[Source material — start]

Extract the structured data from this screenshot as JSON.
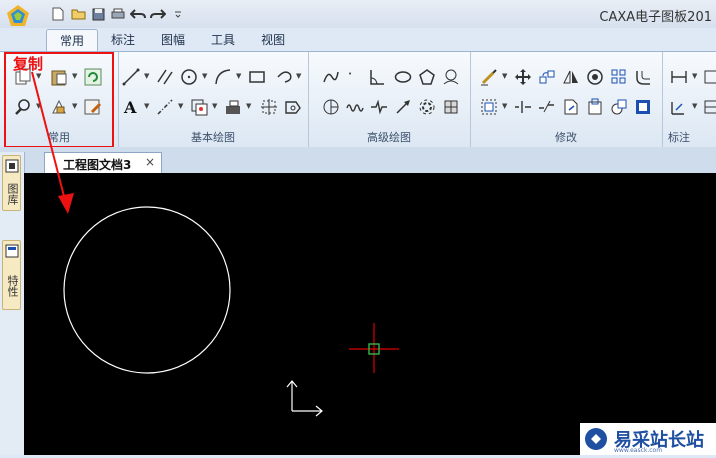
{
  "window": {
    "title": "CAXA电子图板201"
  },
  "ribbon_tabs": [
    "常用",
    "标注",
    "图幅",
    "工具",
    "视图"
  ],
  "groups": {
    "common": "常用",
    "basic_draw": "基本绘图",
    "advanced_draw": "高级绘图",
    "modify": "修改",
    "annotate": "标注"
  },
  "annotation": {
    "copy_label": "复制"
  },
  "document": {
    "tab_title": "工程图文档3",
    "close_symbol": "×"
  },
  "side_panel": {
    "tab1": "图库",
    "tab2": "特性"
  },
  "watermark": {
    "text": "易采站长站",
    "sub": "www.easck.com"
  },
  "colors": {
    "highlight": "#e11111",
    "canvas": "#000000",
    "cursor": "#dd0000",
    "cursor_box": "#39b54a",
    "geometry": "#ffffff"
  }
}
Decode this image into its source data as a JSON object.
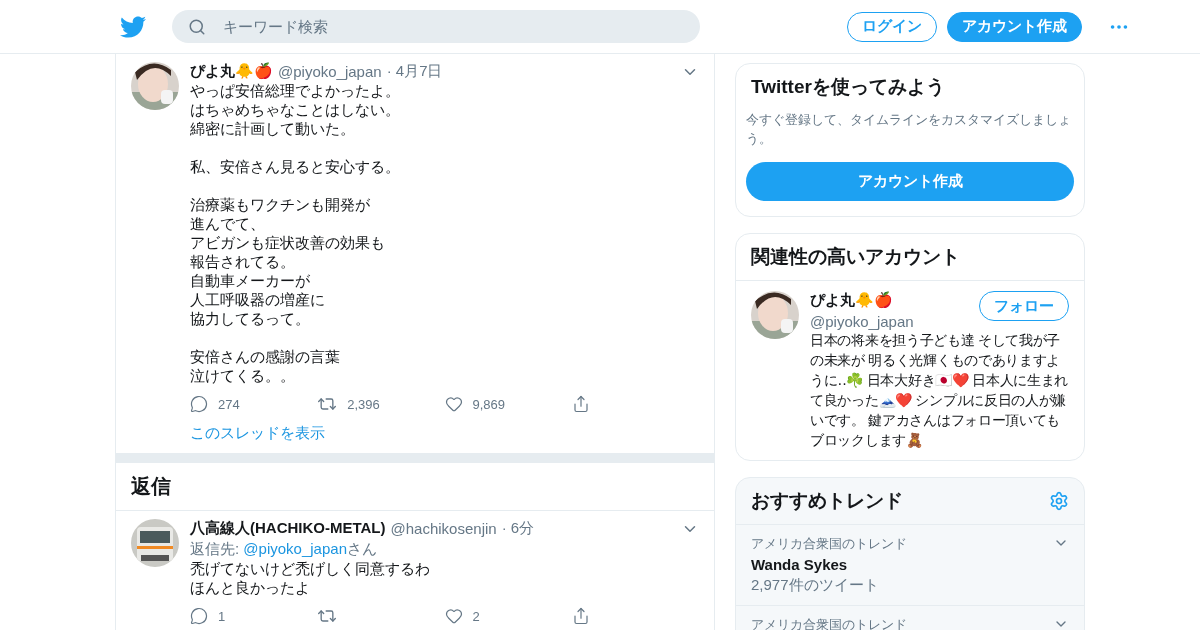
{
  "header": {
    "search": {
      "placeholder": "キーワード検索"
    },
    "login": "ログイン",
    "signup": "アカウント作成"
  },
  "tweet": {
    "name": "ぴよ丸🐥🍎",
    "handle": "@piyoko_japan",
    "time": "· 4月7日",
    "body": [
      [
        "やっぱ安倍総理でよかったよ。",
        "はちゃめちゃなことはしない。",
        "綿密に計画して動いた。"
      ],
      [
        "私、安倍さん見ると安心する。"
      ],
      [
        "治療薬もワクチンも開発が",
        "進んでて、",
        "アビガンも症状改善の効果も",
        "報告されてる。",
        "自動車メーカーが",
        "人工呼吸器の増産に",
        "協力してるって。"
      ],
      [
        "安倍さんの感謝の言葉",
        "泣けてくる。。"
      ]
    ],
    "replies": "274",
    "retweets": "2,396",
    "likes": "9,869",
    "thread_link": "このスレッドを表示"
  },
  "replies_heading": "返信",
  "reply": {
    "name": "八高線人(HACHIKO-METAL)",
    "handle": "@hachikosenjin",
    "time": "· 6分",
    "reply_to": {
      "prefix": "返信先: ",
      "mention": "@piyoko_japan",
      "suffix": "さん"
    },
    "body": [
      [
        "禿げてないけど禿げしく同意するわ",
        "ほんと良かったよ"
      ]
    ],
    "replies": "1",
    "likes": "2"
  },
  "signup_card": {
    "title": "Twitterを使ってみよう",
    "text": "今すぐ登録して、タイムラインをカスタマイズしましょう。",
    "button": "アカウント作成"
  },
  "related_card": {
    "title": "関連性の高いアカウント",
    "account": {
      "name": "ぴよ丸🐥🍎",
      "handle": "@piyoko_japan",
      "follow": "フォロー",
      "bio": "日本の将来を担う子ども達 そして我が子の未来が 明るく光輝くものでありますように‥☘️ 日本大好き🇯🇵❤️ 日本人に生まれて良かった🗻❤️ シンプルに反日の人が嫌いです。 鍵アカさんはフォロー頂いてもブロックします🧸"
    }
  },
  "trends_card": {
    "title": "おすすめトレンド",
    "items": [
      {
        "context": "アメリカ合衆国のトレンド",
        "name": "Wanda Sykes",
        "count": "2,977件のツイート"
      },
      {
        "context": "アメリカ合衆国のトレンド"
      }
    ]
  }
}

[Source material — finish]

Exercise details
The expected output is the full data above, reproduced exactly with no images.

Expected answer
Extract the structured data from this screenshot as JSON.
{
  "window": {
    "title": "CAXA电子图板201"
  },
  "ribbon_tabs": [
    "常用",
    "标注",
    "图幅",
    "工具",
    "视图"
  ],
  "groups": {
    "common": "常用",
    "basic_draw": "基本绘图",
    "advanced_draw": "高级绘图",
    "modify": "修改",
    "annotate": "标注"
  },
  "annotation": {
    "copy_label": "复制"
  },
  "document": {
    "tab_title": "工程图文档3",
    "close_symbol": "×"
  },
  "side_panel": {
    "tab1": "图库",
    "tab2": "特性"
  },
  "watermark": {
    "text": "易采站长站",
    "sub": "www.easck.com"
  },
  "colors": {
    "highlight": "#e11111",
    "canvas": "#000000",
    "cursor": "#dd0000",
    "cursor_box": "#39b54a",
    "geometry": "#ffffff"
  }
}
Decode this image into its source data as a JSON object.
{
  "header": {
    "search": {
      "placeholder": "キーワード検索"
    },
    "login": "ログイン",
    "signup": "アカウント作成"
  },
  "tweet": {
    "name": "ぴよ丸🐥🍎",
    "handle": "@piyoko_japan",
    "time": "· 4月7日",
    "body": [
      [
        "やっぱ安倍総理でよかったよ。",
        "はちゃめちゃなことはしない。",
        "綿密に計画して動いた。"
      ],
      [
        "私、安倍さん見ると安心する。"
      ],
      [
        "治療薬もワクチンも開発が",
        "進んでて、",
        "アビガンも症状改善の効果も",
        "報告されてる。",
        "自動車メーカーが",
        "人工呼吸器の増産に",
        "協力してるって。"
      ],
      [
        "安倍さんの感謝の言葉",
        "泣けてくる。。"
      ]
    ],
    "replies": "274",
    "retweets": "2,396",
    "likes": "9,869",
    "thread_link": "このスレッドを表示"
  },
  "replies_heading": "返信",
  "reply": {
    "name": "八高線人(HACHIKO-METAL)",
    "handle": "@hachikosenjin",
    "time": "· 6分",
    "reply_to": {
      "prefix": "返信先: ",
      "mention": "@piyoko_japan",
      "suffix": "さん"
    },
    "body": [
      [
        "禿げてないけど禿げしく同意するわ",
        "ほんと良かったよ"
      ]
    ],
    "replies": "1",
    "likes": "2"
  },
  "signup_card": {
    "title": "Twitterを使ってみよう",
    "text": "今すぐ登録して、タイムラインをカスタマイズしましょう。",
    "button": "アカウント作成"
  },
  "related_card": {
    "title": "関連性の高いアカウント",
    "account": {
      "name": "ぴよ丸🐥🍎",
      "handle": "@piyoko_japan",
      "follow": "フォロー",
      "bio": "日本の将来を担う子ども達 そして我が子の未来が 明るく光輝くものでありますように‥☘️ 日本大好き🇯🇵❤️ 日本人に生まれて良かった🗻❤️ シンプルに反日の人が嫌いです。 鍵アカさんはフォロー頂いてもブロックします🧸"
    }
  },
  "trends_card": {
    "title": "おすすめトレンド",
    "items": [
      {
        "context": "アメリカ合衆国のトレンド",
        "name": "Wanda Sykes",
        "count": "2,977件のツイート"
      },
      {
        "context": "アメリカ合衆国のトレンド"
      }
    ]
  }
}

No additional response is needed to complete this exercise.